The Brooklyn Hospital Center; NYU Lutheran Medical Center, Brooklyn, NY, USA
A 63-year-old woman with recent cerebrovascular accident, presented with hematemesis 15 days after placement of a percutaneous endoscopic gastrostomy (PEG) for dysphagia. She was afebrile, had no abdominal pain, and white blood cell count was normal. Urgent upper endoscopy showed that the PEG bumper was embedded within the gastric mucosa and eroded into the abdominal wall. There was significant ulceration, erythema, and exudate. The endoscopic findings are seen in Fig. 1 and 2. The PEG was cut and endoscopically removed through the mouth with a snare. The patient was made nil per os for 48 h and kept on a proton pump inhibitor infusion. Subsequently, a nasogastric tube was placed for feedings with plan for new PEG placement at a different site.
Figure 1 Percutaneous endoscopic gastrostomy bumper buried within gastric wall
Figure 2 Endoscopic view from within the stomach showing the percutaneous endoscopic gastrostomy pushed into the gastric lumen revealing ulceration, erythema, and exudate
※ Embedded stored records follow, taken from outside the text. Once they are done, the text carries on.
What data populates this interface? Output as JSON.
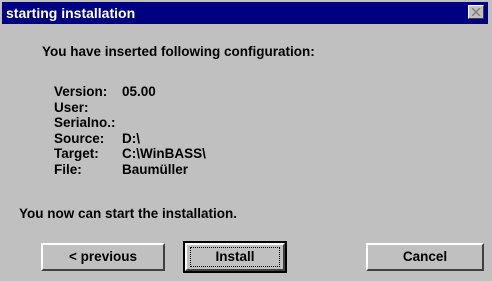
{
  "window": {
    "title": "starting installation"
  },
  "heading": "You have inserted following configuration:",
  "config": [
    {
      "label": "Version:",
      "value": "05.00"
    },
    {
      "label": "User:",
      "value": ""
    },
    {
      "label": "Serialno.:",
      "value": ""
    },
    {
      "label": "Source:",
      "value": "D:\\"
    },
    {
      "label": "Target:",
      "value": "C:\\WinBASS\\"
    },
    {
      "label": "File:",
      "value": "Baumüller"
    }
  ],
  "closing": "You now can start the installation.",
  "buttons": {
    "previous": "< previous",
    "install": "Install",
    "cancel": "Cancel"
  },
  "colors": {
    "titlebar": "#000080",
    "face": "#c0c0c0"
  },
  "icons": {
    "close": "close-icon"
  }
}
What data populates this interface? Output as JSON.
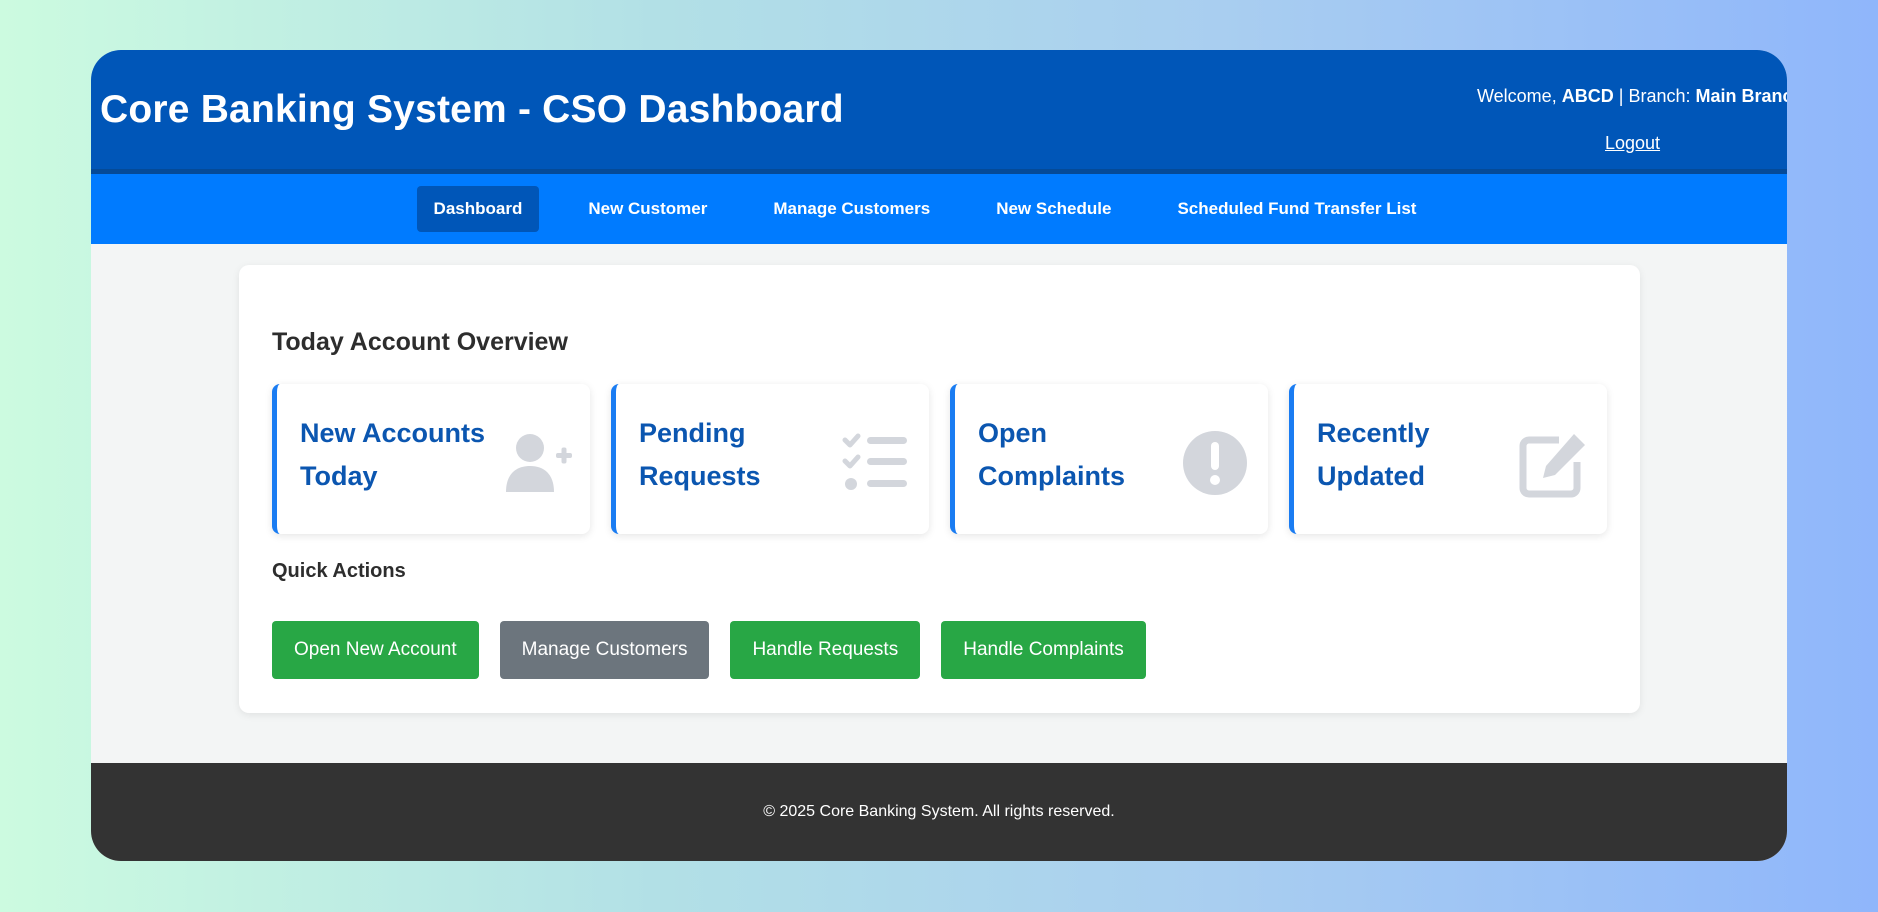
{
  "header": {
    "title": "Core Banking System - CSO Dashboard",
    "welcome_prefix": "Welcome,",
    "user": "ABCD",
    "separator": "|",
    "branch_prefix": "Branch:",
    "branch": "Main Branch",
    "logout": "Logout"
  },
  "nav": {
    "items": [
      {
        "label": "Dashboard",
        "active": true
      },
      {
        "label": "New Customer"
      },
      {
        "label": "Manage Customers"
      },
      {
        "label": "New Schedule"
      },
      {
        "label": "Scheduled Fund Transfer List"
      }
    ]
  },
  "overview": {
    "title": "Today Account Overview",
    "stats": [
      {
        "label": "New Accounts Today",
        "icon": "user-plus-icon"
      },
      {
        "label": "Pending Requests",
        "icon": "checklist-icon"
      },
      {
        "label": "Open Complaints",
        "icon": "exclamation-circle-icon"
      },
      {
        "label": "Recently Updated",
        "icon": "edit-icon"
      }
    ]
  },
  "quick_actions": {
    "title": "Quick Actions",
    "buttons": [
      {
        "label": "Open New Account",
        "color": "#28a745"
      },
      {
        "label": "Manage Customers",
        "color": "#6c757d"
      },
      {
        "label": "Handle Requests",
        "color": "#28a745"
      },
      {
        "label": "Handle Complaints",
        "color": "#28a745"
      }
    ]
  },
  "footer": {
    "text": "© 2025 Core Banking System. All rights reserved."
  },
  "colors": {
    "header_bg": "#0056b8",
    "nav_bg": "#007bff",
    "accent_text": "#0b56b0",
    "icon_gray": "#d3d6dc",
    "footer_bg": "#333333"
  }
}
Buried bumper syndrome occurs in approximately 0.3-2.4% of the patients . Lee and colleagues reported an incidence of 8.8% occurring on average 18 months after PEG placement . It is a complication of PEG placement due to inordinate pressure and traction of the internal PEG bumper on the gastric wall and, albeit rare, is associated with significant morbidity. Patients with buried bumper may manifest with difficulty to infuse feedings through the PEG, abdominal wall abscess, peritonitis or necrotizing fasciitis among others .
1. Venu RP, Brown RD, Pastika BJ, Erikson LW, JrThe buried bumper syndrome: a simple management approach in two patientsGastrointest Endosc 2002; 56: 582-584.
2. Lee TH, Lin JT, Clinical manifestations and management of buried bumper syndrome in patients with percutaneous endoscopic gastrostomyGastrointest Endosc 2008; 68: 580-584.
3. Tenembaum D, Inayat F, Rubin M, Necrotizing fasciitis secondary to acute buried bumper syndromeClin Gastroenterol Hepatol 2015; 13: A17-A18.